Activity » Could you copy out every line of the data where the word "JSON" occurs?

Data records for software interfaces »

==============================

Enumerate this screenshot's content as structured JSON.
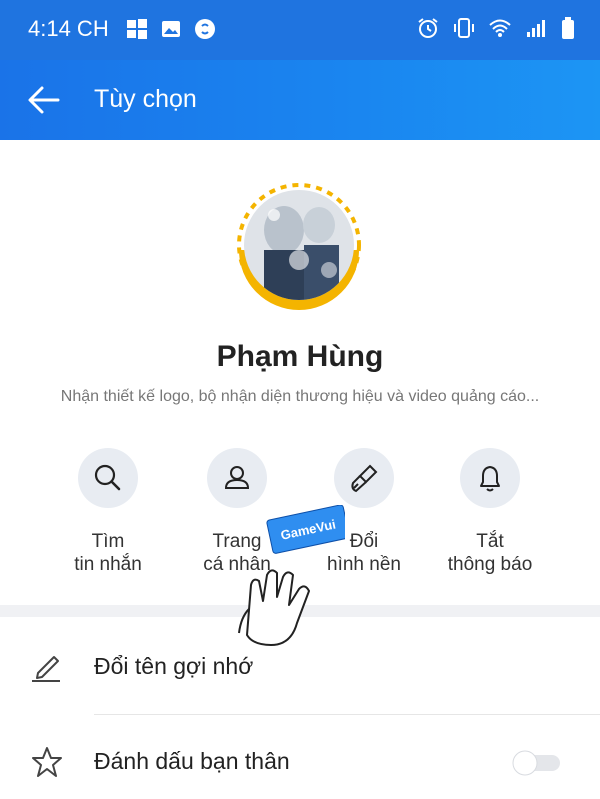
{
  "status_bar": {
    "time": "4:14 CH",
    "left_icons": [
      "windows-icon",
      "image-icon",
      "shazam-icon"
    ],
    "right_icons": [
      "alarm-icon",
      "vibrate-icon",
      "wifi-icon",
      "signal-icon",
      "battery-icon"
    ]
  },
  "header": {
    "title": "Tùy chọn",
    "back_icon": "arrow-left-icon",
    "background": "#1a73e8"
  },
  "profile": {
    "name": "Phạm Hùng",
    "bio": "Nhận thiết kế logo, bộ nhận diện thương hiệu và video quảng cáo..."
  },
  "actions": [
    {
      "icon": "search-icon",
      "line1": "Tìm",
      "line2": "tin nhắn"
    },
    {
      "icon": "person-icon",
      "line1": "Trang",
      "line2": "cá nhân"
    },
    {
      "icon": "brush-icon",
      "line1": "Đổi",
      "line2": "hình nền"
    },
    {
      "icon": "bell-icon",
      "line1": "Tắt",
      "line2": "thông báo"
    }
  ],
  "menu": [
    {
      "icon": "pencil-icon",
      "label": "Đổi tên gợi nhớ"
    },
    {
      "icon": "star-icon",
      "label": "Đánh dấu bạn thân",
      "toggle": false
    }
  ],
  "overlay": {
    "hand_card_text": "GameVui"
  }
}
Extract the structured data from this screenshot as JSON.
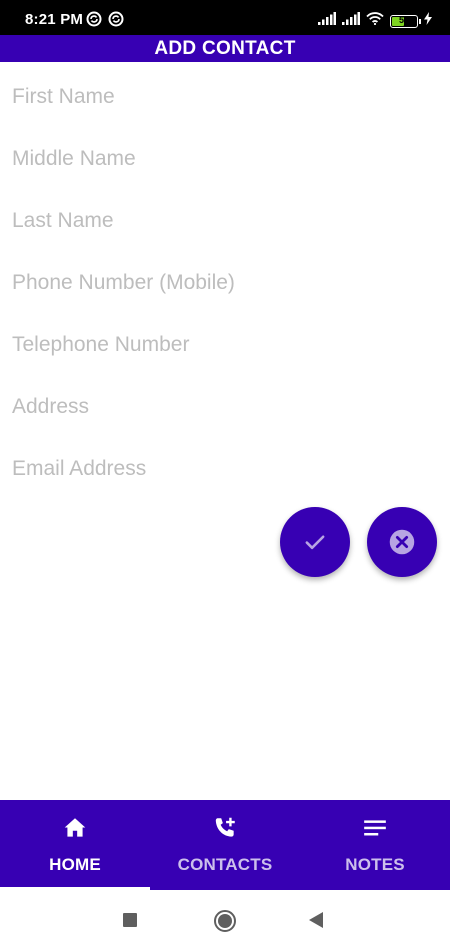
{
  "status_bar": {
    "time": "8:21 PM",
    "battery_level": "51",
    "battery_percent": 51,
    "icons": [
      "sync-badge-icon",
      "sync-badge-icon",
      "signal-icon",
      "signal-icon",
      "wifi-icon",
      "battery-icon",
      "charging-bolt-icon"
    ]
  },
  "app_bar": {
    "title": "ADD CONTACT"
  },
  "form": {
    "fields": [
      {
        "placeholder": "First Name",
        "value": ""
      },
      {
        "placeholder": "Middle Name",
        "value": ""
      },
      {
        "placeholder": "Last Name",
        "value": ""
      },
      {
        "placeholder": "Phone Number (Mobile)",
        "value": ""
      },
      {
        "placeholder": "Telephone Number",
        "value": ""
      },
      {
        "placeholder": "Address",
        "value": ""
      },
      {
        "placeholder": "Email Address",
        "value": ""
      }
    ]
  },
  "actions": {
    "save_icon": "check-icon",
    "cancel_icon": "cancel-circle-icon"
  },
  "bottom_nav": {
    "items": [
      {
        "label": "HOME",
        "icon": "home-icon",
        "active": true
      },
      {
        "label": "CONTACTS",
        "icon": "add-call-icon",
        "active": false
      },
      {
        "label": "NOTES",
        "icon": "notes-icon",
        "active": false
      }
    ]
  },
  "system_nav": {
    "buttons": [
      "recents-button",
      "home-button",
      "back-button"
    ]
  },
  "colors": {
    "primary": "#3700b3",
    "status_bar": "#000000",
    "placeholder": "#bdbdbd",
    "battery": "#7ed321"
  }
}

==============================

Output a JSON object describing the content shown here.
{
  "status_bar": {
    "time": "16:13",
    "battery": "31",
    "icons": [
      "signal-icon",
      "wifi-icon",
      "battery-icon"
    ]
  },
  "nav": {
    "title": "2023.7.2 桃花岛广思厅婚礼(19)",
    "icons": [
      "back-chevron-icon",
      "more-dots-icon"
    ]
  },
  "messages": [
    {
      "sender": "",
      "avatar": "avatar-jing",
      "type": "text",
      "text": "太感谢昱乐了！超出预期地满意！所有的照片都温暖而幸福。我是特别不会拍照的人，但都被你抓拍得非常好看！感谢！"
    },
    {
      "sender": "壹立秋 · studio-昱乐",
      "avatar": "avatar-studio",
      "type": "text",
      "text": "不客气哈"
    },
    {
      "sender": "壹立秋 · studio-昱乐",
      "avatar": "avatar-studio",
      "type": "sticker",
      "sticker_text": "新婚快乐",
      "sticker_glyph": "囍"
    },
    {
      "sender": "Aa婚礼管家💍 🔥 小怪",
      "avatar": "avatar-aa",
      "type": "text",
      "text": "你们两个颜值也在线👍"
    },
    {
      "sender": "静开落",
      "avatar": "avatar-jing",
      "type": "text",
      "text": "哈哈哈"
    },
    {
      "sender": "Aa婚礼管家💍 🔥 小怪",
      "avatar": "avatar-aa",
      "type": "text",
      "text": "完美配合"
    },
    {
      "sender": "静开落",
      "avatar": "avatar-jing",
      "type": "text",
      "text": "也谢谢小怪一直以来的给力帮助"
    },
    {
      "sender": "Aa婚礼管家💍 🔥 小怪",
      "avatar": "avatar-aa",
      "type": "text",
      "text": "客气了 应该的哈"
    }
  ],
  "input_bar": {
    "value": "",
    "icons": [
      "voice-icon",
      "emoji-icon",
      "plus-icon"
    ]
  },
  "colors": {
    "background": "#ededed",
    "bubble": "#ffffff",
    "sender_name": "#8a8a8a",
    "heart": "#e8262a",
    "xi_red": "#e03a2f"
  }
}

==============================

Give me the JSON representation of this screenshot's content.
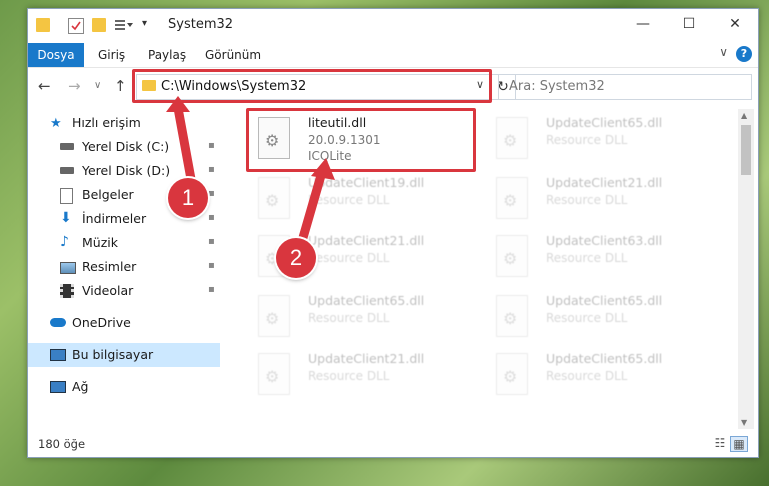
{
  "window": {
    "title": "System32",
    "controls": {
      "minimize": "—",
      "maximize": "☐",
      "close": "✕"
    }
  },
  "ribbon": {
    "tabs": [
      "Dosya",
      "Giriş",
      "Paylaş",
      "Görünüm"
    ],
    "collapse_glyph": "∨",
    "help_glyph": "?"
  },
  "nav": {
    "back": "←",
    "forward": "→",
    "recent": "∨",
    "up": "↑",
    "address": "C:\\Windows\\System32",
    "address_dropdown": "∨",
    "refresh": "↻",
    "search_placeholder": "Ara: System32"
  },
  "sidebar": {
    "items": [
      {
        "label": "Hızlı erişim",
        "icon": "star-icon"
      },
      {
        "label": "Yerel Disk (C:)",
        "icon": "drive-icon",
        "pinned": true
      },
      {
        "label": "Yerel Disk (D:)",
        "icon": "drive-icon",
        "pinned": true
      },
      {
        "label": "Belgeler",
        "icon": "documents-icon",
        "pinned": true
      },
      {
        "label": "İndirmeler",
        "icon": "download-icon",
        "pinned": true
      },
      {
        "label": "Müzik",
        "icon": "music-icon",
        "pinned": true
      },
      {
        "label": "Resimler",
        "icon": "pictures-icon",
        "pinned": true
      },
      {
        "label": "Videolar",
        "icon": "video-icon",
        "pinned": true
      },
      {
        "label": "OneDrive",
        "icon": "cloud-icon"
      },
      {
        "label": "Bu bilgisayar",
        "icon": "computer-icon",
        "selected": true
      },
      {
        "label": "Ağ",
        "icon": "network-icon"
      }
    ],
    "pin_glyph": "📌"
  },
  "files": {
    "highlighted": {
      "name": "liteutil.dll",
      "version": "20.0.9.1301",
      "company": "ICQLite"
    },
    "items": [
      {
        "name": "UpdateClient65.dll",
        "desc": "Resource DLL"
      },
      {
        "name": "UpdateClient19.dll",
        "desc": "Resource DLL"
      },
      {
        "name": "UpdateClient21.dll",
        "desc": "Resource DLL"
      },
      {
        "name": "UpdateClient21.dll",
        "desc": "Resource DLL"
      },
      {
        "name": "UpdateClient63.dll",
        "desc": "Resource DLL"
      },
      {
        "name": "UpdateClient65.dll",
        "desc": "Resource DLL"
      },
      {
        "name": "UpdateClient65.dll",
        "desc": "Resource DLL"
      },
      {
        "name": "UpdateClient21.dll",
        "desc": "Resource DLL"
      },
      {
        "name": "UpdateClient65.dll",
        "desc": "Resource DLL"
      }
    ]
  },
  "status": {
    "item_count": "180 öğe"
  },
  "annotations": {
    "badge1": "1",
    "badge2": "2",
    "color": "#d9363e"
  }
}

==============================

Answer for the task »
Enumerate this screenshot's content as structured JSON.
Extract the structured data from this screenshot as JSON.
Output a JSON object describing the content shown here.
Give me the JSON representation of this screenshot's content.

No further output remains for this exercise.